■ **What is being asked**
Could you find each line of the data below that contains the word "mozilla" and copy those lines?

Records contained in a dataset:
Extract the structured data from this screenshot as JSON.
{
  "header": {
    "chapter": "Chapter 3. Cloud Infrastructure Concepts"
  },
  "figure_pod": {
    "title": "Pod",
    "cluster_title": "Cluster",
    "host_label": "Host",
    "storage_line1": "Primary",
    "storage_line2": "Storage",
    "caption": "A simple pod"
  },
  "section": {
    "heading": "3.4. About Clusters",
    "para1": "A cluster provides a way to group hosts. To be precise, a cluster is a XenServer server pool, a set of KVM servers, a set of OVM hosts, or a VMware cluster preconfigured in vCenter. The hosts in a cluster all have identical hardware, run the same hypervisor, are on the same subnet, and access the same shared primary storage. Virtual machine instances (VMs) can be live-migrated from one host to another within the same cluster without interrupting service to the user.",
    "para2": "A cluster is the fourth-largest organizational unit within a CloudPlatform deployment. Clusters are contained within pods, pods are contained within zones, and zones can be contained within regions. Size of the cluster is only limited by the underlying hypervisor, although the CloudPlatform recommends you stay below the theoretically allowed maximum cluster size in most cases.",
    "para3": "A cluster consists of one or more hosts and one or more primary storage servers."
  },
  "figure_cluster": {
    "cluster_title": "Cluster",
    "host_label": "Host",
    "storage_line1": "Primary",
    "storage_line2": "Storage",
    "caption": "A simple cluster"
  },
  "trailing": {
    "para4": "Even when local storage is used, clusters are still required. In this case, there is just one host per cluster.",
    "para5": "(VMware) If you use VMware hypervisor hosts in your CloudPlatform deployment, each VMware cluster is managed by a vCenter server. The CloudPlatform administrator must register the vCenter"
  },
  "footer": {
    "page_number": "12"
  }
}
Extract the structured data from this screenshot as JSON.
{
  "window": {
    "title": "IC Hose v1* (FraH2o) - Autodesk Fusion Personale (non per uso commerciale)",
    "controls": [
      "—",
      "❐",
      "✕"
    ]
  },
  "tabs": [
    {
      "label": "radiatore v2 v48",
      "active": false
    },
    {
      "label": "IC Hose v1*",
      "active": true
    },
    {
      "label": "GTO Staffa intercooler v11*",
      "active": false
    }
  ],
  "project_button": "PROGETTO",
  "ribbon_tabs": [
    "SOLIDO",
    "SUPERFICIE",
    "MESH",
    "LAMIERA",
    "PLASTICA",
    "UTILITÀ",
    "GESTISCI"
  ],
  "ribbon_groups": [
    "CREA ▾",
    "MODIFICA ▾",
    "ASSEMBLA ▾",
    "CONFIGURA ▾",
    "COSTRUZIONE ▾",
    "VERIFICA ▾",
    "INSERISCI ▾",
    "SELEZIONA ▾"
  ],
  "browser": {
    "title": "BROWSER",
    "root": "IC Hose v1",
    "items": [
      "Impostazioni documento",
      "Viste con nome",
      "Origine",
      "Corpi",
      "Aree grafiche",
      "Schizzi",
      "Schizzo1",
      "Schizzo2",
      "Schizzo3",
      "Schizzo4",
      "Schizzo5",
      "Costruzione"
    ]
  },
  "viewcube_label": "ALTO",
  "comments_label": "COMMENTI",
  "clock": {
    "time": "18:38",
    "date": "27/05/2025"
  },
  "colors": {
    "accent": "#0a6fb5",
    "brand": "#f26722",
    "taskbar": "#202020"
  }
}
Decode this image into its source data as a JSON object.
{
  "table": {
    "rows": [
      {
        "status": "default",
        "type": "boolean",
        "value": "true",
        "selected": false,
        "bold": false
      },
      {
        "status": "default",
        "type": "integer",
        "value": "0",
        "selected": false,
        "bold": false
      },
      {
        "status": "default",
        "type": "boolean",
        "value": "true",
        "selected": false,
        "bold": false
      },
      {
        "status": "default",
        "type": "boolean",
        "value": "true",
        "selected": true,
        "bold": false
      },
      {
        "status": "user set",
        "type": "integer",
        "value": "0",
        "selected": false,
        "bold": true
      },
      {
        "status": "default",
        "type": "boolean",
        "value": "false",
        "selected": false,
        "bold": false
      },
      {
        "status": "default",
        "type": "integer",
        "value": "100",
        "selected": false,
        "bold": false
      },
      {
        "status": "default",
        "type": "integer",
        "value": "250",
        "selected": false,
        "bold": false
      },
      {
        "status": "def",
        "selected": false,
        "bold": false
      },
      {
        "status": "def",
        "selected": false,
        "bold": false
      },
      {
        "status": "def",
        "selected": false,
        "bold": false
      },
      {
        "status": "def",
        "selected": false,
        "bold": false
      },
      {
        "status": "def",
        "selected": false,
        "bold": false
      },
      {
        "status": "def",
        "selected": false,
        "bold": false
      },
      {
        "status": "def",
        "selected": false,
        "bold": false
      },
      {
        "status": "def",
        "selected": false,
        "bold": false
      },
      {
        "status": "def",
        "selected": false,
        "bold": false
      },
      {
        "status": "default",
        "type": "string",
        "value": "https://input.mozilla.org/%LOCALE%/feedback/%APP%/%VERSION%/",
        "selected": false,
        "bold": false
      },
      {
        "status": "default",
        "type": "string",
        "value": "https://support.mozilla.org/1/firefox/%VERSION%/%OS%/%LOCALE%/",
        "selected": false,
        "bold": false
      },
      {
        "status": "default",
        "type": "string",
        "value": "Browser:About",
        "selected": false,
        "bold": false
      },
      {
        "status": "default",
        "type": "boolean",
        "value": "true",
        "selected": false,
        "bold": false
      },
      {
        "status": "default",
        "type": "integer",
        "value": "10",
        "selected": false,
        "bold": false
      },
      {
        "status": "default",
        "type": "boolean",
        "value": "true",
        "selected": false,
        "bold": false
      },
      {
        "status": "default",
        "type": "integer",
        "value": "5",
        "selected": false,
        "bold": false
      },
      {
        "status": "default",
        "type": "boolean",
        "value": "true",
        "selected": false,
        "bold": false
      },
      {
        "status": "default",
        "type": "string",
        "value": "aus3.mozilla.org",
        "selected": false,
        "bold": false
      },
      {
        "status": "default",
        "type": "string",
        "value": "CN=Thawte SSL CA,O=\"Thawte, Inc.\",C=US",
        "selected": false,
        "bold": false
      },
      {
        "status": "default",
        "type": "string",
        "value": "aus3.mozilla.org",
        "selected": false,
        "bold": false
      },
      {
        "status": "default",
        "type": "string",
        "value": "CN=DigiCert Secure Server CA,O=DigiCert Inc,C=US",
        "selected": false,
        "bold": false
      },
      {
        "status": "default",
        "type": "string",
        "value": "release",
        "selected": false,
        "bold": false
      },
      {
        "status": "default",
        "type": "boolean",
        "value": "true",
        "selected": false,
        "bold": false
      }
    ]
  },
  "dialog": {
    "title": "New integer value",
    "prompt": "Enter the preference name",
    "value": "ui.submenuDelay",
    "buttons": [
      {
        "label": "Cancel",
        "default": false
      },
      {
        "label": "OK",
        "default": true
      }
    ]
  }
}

■ **Exercise answer**
        "value": "https://input.mozilla.org/%LOCALE%/feedback/%APP%/%VERSION%/",
        "value": "https://support.mozilla.org/1/firefox/%VERSION%/%OS%/%LOCALE%/",
        "value": "aus3.mozilla.org",
        "value": "aus3.mozilla.org",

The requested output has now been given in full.